Kolb helped turn the Cougars around during his four-year career, so he brings some good intangibles to the table. Recently married, he's the type of well-committed kid that will take the pro game seriously. He offers a solid second-round option for a team that could not trade up for Russell or Quinn.

5. Drew Stanton, Michigan State. A sporadic past two years has caused scouts to have various opinions on the future of a quarterback that possesses very good natural ability and ideal toughness for the position. This past season, Stanton started out strong once again, faltered some in the middle and then became more of a cautious passer than outgoing gunslinger.

He has the ability to roll out of the pocket and make all the throws, but he got hesitant at times, not trusting his arm and decision-making skills and reverting to bad habits that led to turnovers and some close, hard-fought losses. He also took some serious beatings in games, which caused him to fight through a number of nicks and bruises. To his credit, he remained on the field most of the time.

Stanton is a good athlete that should run in the 4.7 range in the 40, and that speed helps him escape the pocket and keep the play live. He has good arm strength on deep routes, but he holds the ball too long and puts too much air under the ball, floating some throws up for grabs.

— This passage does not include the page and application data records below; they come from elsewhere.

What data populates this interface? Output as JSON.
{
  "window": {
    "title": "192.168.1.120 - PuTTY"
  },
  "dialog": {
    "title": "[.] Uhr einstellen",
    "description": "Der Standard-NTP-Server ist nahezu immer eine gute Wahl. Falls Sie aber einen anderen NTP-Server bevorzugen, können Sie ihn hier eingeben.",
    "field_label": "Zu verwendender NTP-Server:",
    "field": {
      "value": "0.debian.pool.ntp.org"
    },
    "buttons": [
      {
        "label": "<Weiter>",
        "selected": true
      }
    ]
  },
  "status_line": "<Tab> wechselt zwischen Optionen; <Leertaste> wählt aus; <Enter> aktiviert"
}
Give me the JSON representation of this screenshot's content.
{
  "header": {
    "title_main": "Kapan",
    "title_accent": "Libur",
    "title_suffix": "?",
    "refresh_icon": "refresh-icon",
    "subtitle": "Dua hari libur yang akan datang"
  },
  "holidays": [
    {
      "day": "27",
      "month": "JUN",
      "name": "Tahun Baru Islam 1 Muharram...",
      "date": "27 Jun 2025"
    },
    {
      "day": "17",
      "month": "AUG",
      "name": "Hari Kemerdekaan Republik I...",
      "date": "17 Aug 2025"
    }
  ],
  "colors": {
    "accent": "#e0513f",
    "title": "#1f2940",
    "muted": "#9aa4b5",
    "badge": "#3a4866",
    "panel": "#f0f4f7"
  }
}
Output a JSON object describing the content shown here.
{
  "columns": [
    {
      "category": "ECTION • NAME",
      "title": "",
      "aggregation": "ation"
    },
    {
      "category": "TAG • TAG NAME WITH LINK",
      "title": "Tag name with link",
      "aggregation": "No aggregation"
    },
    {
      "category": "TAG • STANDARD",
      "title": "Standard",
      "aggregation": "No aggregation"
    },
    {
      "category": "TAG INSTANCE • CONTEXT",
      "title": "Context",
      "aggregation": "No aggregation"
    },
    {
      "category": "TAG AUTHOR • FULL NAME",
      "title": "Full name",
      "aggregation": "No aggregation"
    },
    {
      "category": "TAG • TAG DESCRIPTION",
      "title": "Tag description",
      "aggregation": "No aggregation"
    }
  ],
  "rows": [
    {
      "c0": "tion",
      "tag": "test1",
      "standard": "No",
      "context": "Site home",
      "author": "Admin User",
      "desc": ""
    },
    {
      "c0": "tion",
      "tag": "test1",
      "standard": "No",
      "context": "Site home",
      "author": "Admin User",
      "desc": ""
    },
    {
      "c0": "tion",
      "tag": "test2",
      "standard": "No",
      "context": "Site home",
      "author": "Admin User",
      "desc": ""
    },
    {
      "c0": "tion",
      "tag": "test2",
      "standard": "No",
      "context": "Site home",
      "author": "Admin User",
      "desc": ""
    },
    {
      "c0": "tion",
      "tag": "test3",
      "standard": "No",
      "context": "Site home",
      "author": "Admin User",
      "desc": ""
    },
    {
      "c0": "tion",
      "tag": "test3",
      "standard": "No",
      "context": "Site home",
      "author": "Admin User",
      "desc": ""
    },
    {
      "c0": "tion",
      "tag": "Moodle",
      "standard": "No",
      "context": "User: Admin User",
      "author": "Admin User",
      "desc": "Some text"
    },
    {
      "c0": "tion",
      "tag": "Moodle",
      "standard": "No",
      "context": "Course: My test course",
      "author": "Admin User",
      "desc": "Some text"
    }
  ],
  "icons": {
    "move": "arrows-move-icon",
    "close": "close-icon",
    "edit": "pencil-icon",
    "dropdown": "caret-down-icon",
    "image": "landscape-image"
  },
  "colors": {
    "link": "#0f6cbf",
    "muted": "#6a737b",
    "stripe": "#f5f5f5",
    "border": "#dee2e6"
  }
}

His mistakes seem to come in bunches as he had a few Jake Plummer-type games during his career, but his accuracy is fine as long as he steps into his throws. He can get antsy feet when pressure gets in his face. Most of the time, though, he is able to find a check-down route or escape thanks to his foot speed.

The second group of QBs in this year's draft has a varied skill level, but Stanton's upside supersedes the others. That should help get him selected between Rounds 2 and 3.